Buffett accumulated a 4.9 million-share stake in the fast food giant in 1994. He didn't tell anyone until 1996, when an unsealed SEC document revealed he had acquired the position more than a year prior. By the time the investment was revealed, The Associated Press estimated Berkshire had already made a gain of $114.7 million.
Bloomberg uncovered a 1993 letter from Berkshire vice president Marc Hamburg explaining the company's rationale for keeping its investments confidential. "Berkshire believes that good investment ideas are rare, valuable, and subject to appropriation (if not protected) just as are good product or business acquisition ideas," he wrote.
Wells Fargo (WFC - Get Report) has been one of Buffett's biggest investments for decades, so when in 1997 it appeared he had cashed out of the financial giant, it really spooked the market -- so much so that the SEC was forced to re-examine its policies.
In August 1997, Berkshire Hathaway omitted its Wells Fargo holdings in an SEC filing, leading to many reports that it had sold off its stake. Wells Fargo's market value dropped by $1.3 billion within an hour, and a little after 2:30 in the afternoon, the New York Stock Exchange halted trading. Wells Fargo then announced what Berkshire had declined to disclose: It remained a substantial shareholder of the company and had simply shifted its holdings to a confidential filing.
Berkshire had done the same with General Dynamics and Torchmark, which as a result experienced similarly frenzied trading.
The chaotic events caused the SEC to tighten its rules for accepting confidentiality applications and restricting its conditions in 1998.
In November 2011, Buffett disclosed in an SEC filing that Berkshire Hathaway had bought a 5.5% stake in IBM, marking his first major technology investment. The kicker: He had been purchasing the stock for about eight months and was keeping it under wraps in previous filings, instead adding in a footnote warning of the omission of "confidential information."

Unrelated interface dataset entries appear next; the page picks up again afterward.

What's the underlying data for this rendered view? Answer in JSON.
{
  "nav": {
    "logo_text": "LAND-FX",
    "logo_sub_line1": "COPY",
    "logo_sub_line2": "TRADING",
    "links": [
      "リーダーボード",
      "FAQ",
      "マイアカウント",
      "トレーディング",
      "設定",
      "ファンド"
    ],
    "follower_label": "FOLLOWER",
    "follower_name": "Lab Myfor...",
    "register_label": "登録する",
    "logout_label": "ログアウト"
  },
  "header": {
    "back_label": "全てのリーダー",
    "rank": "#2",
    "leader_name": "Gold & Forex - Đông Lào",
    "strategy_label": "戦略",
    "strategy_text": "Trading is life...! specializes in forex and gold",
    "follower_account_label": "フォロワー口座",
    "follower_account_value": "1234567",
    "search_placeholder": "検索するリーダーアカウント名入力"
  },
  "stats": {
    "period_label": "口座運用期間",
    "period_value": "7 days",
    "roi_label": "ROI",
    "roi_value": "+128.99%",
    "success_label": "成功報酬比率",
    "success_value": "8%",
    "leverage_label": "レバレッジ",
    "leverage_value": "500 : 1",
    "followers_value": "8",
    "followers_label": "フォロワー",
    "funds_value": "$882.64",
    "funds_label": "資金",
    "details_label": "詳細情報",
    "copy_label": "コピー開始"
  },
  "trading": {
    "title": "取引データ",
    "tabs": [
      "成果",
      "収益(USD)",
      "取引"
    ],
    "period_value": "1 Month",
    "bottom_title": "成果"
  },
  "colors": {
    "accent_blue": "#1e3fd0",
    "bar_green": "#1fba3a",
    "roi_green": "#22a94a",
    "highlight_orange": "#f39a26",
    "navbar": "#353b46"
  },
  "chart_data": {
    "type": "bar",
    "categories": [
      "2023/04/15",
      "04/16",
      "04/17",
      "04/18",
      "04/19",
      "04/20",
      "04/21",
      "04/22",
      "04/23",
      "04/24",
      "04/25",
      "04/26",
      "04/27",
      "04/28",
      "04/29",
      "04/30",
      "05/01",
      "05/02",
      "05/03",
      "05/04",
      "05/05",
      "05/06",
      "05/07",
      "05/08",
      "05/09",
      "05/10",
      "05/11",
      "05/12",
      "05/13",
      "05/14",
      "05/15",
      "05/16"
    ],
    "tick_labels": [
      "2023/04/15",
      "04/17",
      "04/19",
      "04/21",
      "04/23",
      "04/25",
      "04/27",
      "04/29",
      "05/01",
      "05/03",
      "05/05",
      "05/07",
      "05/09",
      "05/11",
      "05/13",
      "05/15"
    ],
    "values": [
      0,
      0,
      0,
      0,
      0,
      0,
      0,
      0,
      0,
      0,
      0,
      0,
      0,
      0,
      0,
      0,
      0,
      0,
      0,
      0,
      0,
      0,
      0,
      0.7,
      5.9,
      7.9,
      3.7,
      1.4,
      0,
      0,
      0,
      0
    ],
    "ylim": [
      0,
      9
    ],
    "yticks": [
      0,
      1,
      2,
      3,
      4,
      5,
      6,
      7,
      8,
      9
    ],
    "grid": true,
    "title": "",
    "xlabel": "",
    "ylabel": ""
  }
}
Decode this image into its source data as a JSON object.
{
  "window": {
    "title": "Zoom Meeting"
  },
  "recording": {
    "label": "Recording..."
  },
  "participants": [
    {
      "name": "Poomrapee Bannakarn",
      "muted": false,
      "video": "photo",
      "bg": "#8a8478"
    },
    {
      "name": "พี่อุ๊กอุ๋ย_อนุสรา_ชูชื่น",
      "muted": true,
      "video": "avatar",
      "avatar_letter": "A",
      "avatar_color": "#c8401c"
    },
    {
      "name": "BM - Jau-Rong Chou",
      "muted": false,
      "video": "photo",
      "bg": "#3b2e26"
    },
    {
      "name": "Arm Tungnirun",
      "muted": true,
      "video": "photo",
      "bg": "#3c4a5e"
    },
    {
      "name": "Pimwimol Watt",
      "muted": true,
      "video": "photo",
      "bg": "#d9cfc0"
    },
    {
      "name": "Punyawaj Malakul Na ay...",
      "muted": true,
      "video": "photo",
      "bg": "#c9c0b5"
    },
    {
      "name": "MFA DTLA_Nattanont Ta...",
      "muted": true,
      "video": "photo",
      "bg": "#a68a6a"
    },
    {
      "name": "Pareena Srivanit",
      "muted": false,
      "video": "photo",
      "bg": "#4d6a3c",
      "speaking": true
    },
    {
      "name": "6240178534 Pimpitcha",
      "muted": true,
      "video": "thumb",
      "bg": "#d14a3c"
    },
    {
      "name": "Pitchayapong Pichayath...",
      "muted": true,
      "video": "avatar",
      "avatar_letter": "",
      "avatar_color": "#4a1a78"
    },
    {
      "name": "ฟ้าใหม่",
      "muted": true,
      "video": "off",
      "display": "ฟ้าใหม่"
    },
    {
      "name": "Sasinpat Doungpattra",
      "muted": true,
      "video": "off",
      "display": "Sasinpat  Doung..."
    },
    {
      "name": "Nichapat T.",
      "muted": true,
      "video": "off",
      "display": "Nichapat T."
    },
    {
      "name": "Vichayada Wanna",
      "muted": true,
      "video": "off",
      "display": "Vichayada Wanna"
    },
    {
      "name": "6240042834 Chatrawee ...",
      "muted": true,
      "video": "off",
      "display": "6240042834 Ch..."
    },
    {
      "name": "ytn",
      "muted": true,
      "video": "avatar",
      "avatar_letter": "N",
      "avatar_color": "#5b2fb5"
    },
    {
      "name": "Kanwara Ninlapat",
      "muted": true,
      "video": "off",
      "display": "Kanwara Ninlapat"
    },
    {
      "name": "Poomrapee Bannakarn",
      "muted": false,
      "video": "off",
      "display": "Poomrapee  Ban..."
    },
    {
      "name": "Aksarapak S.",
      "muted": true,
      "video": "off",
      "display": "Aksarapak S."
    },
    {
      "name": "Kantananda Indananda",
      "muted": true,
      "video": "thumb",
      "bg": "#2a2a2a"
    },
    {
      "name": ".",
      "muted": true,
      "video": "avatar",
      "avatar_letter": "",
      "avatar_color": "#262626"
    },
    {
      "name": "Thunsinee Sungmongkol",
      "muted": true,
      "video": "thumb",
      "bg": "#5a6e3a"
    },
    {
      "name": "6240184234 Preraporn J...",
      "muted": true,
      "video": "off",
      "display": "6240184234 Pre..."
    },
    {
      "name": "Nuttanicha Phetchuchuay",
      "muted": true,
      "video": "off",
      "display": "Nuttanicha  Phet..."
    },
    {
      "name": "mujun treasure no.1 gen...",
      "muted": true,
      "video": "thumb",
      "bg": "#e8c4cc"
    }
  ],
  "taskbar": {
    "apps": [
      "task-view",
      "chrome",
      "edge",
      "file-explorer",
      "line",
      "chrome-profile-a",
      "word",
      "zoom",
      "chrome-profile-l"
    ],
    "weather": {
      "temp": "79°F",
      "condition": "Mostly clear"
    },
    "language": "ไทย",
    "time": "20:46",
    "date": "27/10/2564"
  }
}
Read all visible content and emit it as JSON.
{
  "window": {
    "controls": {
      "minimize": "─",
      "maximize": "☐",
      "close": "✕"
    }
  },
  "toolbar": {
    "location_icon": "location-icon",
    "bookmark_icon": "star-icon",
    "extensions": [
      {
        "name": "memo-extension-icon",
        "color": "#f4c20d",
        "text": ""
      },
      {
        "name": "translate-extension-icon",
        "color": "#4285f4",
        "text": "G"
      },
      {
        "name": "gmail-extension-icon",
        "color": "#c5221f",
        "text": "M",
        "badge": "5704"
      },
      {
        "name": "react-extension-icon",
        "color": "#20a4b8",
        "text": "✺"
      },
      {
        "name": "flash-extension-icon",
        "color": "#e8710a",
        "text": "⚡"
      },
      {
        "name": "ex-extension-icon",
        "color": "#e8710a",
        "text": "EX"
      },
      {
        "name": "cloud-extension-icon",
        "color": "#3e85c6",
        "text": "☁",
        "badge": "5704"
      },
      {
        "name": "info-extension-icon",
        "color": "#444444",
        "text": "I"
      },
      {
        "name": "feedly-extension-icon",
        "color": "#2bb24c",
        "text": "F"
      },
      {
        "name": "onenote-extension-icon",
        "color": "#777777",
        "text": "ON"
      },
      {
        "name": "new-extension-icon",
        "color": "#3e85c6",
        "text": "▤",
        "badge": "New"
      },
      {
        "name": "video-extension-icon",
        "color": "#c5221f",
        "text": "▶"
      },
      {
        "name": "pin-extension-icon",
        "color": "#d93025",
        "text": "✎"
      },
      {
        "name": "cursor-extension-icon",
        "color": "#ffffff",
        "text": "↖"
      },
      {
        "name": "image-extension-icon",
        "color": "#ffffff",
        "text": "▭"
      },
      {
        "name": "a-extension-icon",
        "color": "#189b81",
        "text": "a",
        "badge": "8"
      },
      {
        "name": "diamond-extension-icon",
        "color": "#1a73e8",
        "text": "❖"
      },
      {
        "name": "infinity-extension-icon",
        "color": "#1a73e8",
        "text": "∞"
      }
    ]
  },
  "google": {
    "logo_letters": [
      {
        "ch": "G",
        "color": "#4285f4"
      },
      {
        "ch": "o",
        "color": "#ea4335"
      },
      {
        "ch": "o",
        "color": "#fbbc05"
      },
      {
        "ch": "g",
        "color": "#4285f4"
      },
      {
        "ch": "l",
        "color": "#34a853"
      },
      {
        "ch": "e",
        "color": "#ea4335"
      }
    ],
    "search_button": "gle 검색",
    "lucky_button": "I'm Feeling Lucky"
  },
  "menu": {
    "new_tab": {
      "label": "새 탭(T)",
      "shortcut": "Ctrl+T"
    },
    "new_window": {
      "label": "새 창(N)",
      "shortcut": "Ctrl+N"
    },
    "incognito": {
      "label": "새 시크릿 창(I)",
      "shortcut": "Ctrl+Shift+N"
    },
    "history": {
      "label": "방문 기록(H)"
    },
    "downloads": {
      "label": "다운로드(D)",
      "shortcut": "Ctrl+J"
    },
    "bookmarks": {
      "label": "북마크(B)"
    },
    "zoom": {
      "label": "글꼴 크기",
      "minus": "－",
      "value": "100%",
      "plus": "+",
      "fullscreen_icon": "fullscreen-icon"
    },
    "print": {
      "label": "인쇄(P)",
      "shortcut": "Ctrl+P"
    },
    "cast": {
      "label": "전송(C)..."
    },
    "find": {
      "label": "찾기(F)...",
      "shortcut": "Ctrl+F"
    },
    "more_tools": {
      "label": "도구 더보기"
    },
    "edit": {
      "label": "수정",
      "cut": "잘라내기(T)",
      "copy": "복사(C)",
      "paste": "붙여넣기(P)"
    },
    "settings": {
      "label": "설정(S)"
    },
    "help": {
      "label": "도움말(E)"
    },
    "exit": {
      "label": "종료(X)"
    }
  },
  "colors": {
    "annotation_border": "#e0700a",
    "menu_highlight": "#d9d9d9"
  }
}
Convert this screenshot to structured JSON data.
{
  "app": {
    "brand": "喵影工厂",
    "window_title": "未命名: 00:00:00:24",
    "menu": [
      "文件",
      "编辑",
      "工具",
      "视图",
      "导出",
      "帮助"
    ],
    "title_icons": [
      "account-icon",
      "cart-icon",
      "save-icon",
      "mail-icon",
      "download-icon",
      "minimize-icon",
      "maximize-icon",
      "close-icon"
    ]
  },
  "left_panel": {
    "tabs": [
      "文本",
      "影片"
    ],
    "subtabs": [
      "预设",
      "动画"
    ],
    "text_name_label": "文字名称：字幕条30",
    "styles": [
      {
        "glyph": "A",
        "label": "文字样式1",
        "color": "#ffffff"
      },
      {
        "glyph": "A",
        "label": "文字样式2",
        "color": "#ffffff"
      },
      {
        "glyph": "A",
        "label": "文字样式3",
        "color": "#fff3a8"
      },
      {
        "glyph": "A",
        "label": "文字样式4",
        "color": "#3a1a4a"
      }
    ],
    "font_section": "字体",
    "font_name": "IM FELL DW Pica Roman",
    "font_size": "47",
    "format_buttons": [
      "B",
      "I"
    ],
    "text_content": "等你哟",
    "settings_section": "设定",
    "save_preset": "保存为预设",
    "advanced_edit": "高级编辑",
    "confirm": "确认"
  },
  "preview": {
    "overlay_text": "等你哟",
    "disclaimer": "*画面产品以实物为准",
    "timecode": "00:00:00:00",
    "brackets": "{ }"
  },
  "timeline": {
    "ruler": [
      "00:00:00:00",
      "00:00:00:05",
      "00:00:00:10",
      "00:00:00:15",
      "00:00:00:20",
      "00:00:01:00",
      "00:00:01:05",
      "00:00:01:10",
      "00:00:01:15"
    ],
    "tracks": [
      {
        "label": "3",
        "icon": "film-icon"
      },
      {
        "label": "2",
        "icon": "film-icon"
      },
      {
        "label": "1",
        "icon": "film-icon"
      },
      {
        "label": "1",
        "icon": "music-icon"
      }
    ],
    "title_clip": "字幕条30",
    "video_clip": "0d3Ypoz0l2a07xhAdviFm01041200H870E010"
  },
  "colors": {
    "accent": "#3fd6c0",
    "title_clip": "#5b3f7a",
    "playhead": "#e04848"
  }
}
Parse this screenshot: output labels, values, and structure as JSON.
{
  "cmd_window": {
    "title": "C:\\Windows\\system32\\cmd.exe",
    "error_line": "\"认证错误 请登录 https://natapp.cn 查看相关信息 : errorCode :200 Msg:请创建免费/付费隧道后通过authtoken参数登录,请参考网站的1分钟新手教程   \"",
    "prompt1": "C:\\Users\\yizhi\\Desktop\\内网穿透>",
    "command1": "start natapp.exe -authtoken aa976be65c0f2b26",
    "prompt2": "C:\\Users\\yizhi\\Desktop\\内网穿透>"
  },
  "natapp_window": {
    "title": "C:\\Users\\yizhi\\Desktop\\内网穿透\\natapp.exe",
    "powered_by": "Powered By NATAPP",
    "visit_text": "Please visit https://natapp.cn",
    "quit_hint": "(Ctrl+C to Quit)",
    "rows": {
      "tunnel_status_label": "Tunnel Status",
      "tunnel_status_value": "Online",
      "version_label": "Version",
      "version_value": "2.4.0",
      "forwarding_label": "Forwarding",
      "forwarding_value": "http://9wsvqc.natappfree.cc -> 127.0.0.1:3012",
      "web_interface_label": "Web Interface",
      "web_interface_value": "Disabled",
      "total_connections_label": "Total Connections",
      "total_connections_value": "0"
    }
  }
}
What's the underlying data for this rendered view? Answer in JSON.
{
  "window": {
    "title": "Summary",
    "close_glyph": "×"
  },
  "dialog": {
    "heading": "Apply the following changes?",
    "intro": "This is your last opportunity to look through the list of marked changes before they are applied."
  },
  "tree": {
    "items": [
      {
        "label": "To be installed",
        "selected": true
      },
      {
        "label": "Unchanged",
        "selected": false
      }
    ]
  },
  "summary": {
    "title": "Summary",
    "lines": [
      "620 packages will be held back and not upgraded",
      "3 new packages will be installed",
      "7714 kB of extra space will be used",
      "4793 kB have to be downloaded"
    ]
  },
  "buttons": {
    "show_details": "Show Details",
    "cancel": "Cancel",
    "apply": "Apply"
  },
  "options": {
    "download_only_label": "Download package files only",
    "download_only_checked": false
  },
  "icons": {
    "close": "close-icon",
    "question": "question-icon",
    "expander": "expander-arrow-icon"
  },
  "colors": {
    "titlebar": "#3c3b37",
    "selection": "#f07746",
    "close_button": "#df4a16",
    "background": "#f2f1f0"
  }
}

When news of the investment broke, SEC spokesman John Nestor told Times columnist Andrew Ross Sorkin that the agency tried "to balance the benefits of transparency of how large managers invest with the need to temporarily protect the legitimate confidentiality interests of managers in limited circumstances."
Sorkin also shed light on Buffett's take on piggybacking and keeping investment ideas secret, citing comments from a separate interview. "How would you feel if you had to announce every story idea you had?" Buffett had asked him.
In November 2014, the media were abuzz with news that Buffett appeared to have dumped his stake in agriculture and forestry equipment manufacturer Deere (DE - Get Report) , unloading all of the nearly 4 million shares reported in the previous quarter and closing out a position he had initiated in 2012. What many missed was that little note in his 13F filing warning that "confidential information" had been left out of the public report.
A few months later, we found out what.
In February, Buffett's holdings disclosure revealed he had actually not sold a share of Deere. Instead, he had bought it, upping his stake to more than 17 million shares -- an approximately $1.5 billion omission.
Buffett pulled yet another fast one on piggybackers in August 2015, this time with energy company Phillips 66 (PSX - Get Report) . His 13F filing, corresponding to holdings as of June 30, listed no PSX shares -- again including the confidentiality clause and again leading to reports of a sale.
Just a few weeks later in September, Phillips 66 reappeared among Buffett's holdings in an amended 13F filing indicating that Berkshire hadn't sold the stock after all. Instead, he had added to his position and holds 29.7 million shares valued at $2.4 billion as of the end of the second quarter.
He talked up the buy and his take on it in an interview with CNBC. "Phillips 66 is not a pure refiner -- they've got a big chemicals division, a midstream business, so we're buying it as a refiner [and] we're certainly not buying it as an integrated oil company -- we're buying it because we like the company and we like the management," he said.